  5. Ania Korszun, Michael Frenneaux. Stress – the battle for hearts and minds: links between depression, stress and ischemic heart disease. Future Medicine. September 2006, Vol. 2, No. 5, Pages 571-578.
  6. Joseph Gallo, Johns Hopkins School of Public Health, “Major Depression and Cancer,” Cancer Causes and Control, September 2000, 11:8.
  7. Ophthalmology by Stuart I Brown MD, chairman of UCSD’s Department of Ophthalmology.
  8. Julia Hippisley Cox et al, “Depression as a Risk Factor for Ischaemic Heart Disease in Men,” British Medical Journal (BMJ), 1998, 316:1714-1719.
  9. Gregory E. Simon, MD, MPH; Michael VonKorff, ScD; William Barlow, PhD. Health Care Costs of Primary Care Patients With Recognized Depression. Arch Gen Psychiatry. 1995;52(10):850-856.
  10. Leonard E. Egede, MD, et al. Comorbid Depression is Associated With Increased Health Care Use and Expenditures in Individuals With Diabetes. Diabetes Care March 2002 vol. 25 no. 3 464-470.
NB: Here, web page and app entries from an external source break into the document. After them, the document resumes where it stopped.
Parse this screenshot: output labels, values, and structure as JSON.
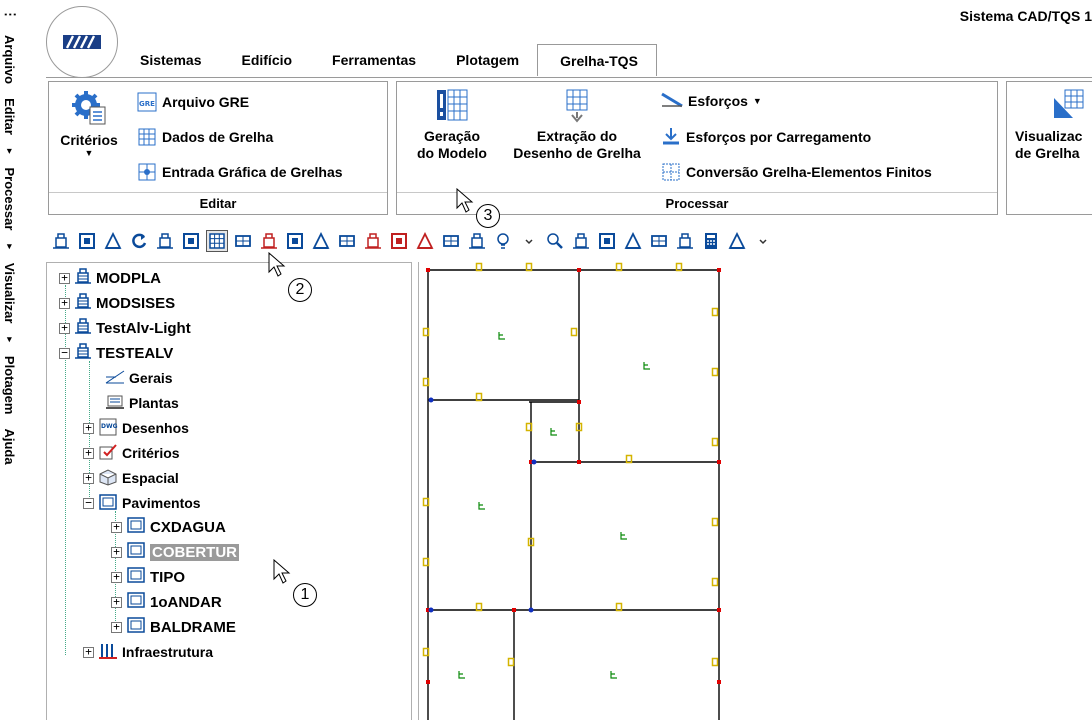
{
  "app": {
    "title": "Sistema CAD/TQS 1"
  },
  "vertical_menu": [
    {
      "label": "Arquivo",
      "arrow": ""
    },
    {
      "label": "Editar",
      "arrow": "▸"
    },
    {
      "label": "Processar",
      "arrow": "▸"
    },
    {
      "label": "Visualizar",
      "arrow": "▸"
    },
    {
      "label": "Plotagem",
      "arrow": ""
    },
    {
      "label": "Ajuda",
      "arrow": ""
    }
  ],
  "vertical_menu_overflow": "⋮",
  "tabs": [
    "Sistemas",
    "Edifício",
    "Ferramentas",
    "Plotagem",
    "Grelha-TQS"
  ],
  "active_tab": "Grelha-TQS",
  "ribbon": {
    "editar": {
      "title": "Editar",
      "criterios": "Critérios",
      "arquivo_gre": "Arquivo GRE",
      "dados_grelha": "Dados de Grelha",
      "entrada_grafica": "Entrada Gráfica de Grelhas"
    },
    "processar": {
      "title": "Processar",
      "geracao_line1": "Geração",
      "geracao_line2": "do Modelo",
      "extracao_line1": "Extração do",
      "extracao_line2": "Desenho de Grelha",
      "esforcos": "Esforços",
      "esforcos_carregamento": "Esforços por Carregamento",
      "conversao": "Conversão Grelha-Elementos Finitos"
    },
    "visualizar": {
      "line1": "Visualizac",
      "line2": "de Grelha"
    }
  },
  "tree": {
    "roots": [
      "MODPLA",
      "MODSISES",
      "TestAlv-Light",
      "TESTEALV"
    ],
    "testealv_children": [
      "Gerais",
      "Plantas",
      "Desenhos",
      "Critérios",
      "Espacial",
      "Pavimentos"
    ],
    "pavimentos": [
      "CXDAGUA",
      "COBERTUR",
      "TIPO",
      "1oANDAR",
      "BALDRAME"
    ],
    "infra": "Infraestrutura",
    "selected": "COBERTUR"
  },
  "callouts": [
    "1",
    "2",
    "3"
  ],
  "colors": {
    "beam": "#000000",
    "support_yellow": "#d4b400",
    "label_green": "#0a8a0a",
    "node_red": "#e00000",
    "node_blue": "#1030c0",
    "selected_bg": "#9a9a9a"
  }
}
  11. Paul S. Ciechanowski, MD, MPH; Wayne J. Katon, MD; Joan E. Russo, PhD. Depression and Diabetes: Impact of Depressive Symptoms on Adherence, Function, and Costs. Arch Intern Med. 2000;160(21):3278-3285.
  12. Australian Institute of Health and Welfare, 1998. “National Health Priority Areas Mental Health: A Report Focusing on Depression.”
  13. Adela Langrock, et al. Coping With the Stress of Parental Depression: Parents’ Reports of Children’s Coping, Emotional, and Behavioral Problems.Journal of Clinical Child & Adolescent Psychology. Volume 31, Issue 3, 2002.
  14. Family risk factors, parental depression, and psychopathology in offspring. Fendrich, Michael; Warner, Virginia; Weissman, Myrna M. Developmental Psychology, Vol 26(1), Jan 1990, 40-50.